Long a popular day walk, the track to Cape Hauy is now the vanguard for the Three Capes Walk, with a $2 million upgrade, completed last year, transforming it into a virtual pavement of flat rock and hard-rolled earth - the most manicured stretch of track in Tasmania.

At the track's end, Cape Hauy is a strip of land almost narrow enough to flap about in the relentless winds. The cliffs and sea are spiked with rock and waves surge through a sea arch that will one day collapse to become a sea stack.

From the tip of Cape Hauy, where the bush is combed flat by the prevailing winds, the world consists only of cliffs and ocean. Islands step away into the Tasman Sea and the famed Totem Pole is so close below that it's hidden from view by the angle of the cliffs.

The next morning we continue our capes crusade, heading for Cape Raoul, another arm in the starfish of land that is the Tasman Peninsula. This day we'll walk for five hours, climbing to a lookout perched above the wild waters of Shipstern Bluff, and then on to the tip of the cape.

Past the lookout, the trail, which will eventually be part of the Three Capes Walk, descends to the cape's low plateau, pushing through scrub and wind, before edging along the cliffs, which fall away into a tangle of bush and an ocean rippled with swell. We have arrived too late - a week ago Kelly Slater was sighted here, surfing the famous reef.

At Cape Raoul's tip - the peninsula's southernmost point - I'm struck by the sense that I've arrived at the end of the world. The land dives into the sea in columns of rock and the barking of fur seals rises on the wind. Across the sea, Tasman Island resembles an animal wallowing in the water.

To reach the third of the capes, Cape Pillar, on foot requires two days of walking from Fortescue Bay. We'll see it by boat instead, a mode not out of keeping with the spirit of the Three Capes Walk, which will incorporate two boat transfers.

From Pirates Bay, the Tasman Island Cruises boat skims south along the cliffs, nosing into sea caves and brushing past sea stacks. At Cape Hauy, we edge in against the cliffs, craning our necks to stare up at the Totem Pole. At times, rock climbers can be seen clinging to this 60-metre-high finger of dolerite, but this morning there's only a little penguin fishing through the water at its base.

Further south, off Tasman Island, a sudden swell rolls under the boat as we pop out from the cover of the peninsula. Australia's second-highest lighthouse peers down from atop the island's cliffs, and shy albatrosses circle, their wings seeming to carve at the sea. In the water, a fur seal plays with its lunch, tossing a fish across the surface of the ocean. Dolphins ripple by in the distance.

Behind us, the dolerite cliffs of Cape Pillar rise like a forest in stone, seeming almost to scrape at the sky. It's here, at the tip of this final cape, that the Tasman Peninsula cliffs reach their highest point, creating a scene worthy of any great highway, but happily with nothing of the sort.

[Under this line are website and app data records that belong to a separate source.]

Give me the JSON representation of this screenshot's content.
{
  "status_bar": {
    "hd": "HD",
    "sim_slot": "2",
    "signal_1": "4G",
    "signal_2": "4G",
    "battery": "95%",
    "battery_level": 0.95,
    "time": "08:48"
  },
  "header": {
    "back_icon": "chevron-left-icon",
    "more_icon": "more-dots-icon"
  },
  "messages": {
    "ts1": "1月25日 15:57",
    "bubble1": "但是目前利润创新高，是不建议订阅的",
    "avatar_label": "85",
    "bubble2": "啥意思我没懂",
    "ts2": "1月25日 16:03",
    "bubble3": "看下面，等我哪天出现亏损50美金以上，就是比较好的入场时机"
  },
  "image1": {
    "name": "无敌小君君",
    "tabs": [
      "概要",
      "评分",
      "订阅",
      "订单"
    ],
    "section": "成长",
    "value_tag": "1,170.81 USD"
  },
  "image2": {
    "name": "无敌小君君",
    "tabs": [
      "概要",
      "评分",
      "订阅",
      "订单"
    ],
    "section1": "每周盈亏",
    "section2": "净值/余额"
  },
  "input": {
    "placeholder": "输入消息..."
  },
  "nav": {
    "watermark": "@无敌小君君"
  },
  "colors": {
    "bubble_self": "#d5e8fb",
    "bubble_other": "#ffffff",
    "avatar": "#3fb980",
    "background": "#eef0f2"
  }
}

Andrew Bain travelled courtesy of Tasmanian Expeditions.


Getting there The Tasman Peninsula is about an hour's drive from Hobart. Hobart is served by Virgin Australia, Qantas, Jetstar and Tiger Airways.

Touring there Tasmanian Expeditions runs a three-day Three Capes Walk and Tasman Peninsula trip, departing from Hobart. It includes hikes to Cape Hauy and Cape Raoul, a boat trip around Cape Pillar, and a visit to Port Arthur. The trip costs $1095; see tasmanianexpeditions.com.au.

More information parks.tas.gov.au


The Three Capes Walk has some stiff competition in its claim to become Australia's premier coastal walk. Here are five of the best:

Great Ocean Walk (Victoria) This 96-kilometre walk personalises Australia's most famous scenic road, reaching from Apollo Bay to within sight of the Twelve Apostles.

Thorsborne Trail (Queensland) Tropical perfection on Hinchinbrook Island, flitting for 32 kilometres between beaches, waterfalls and a variety of forest.

Cape to Cape Track (WA) Immerse yourself among wine and whales as you wander 133 kilometres of Margaret River coastline.

South Coast Track (Tasmania) Wild coast and equally wild mountain ranges along Tasmania's south-west shores.

The Coast Track (NSW) Walk 26 kilometres of sandstone cliffs nibbled with beaches in the Royal National Park.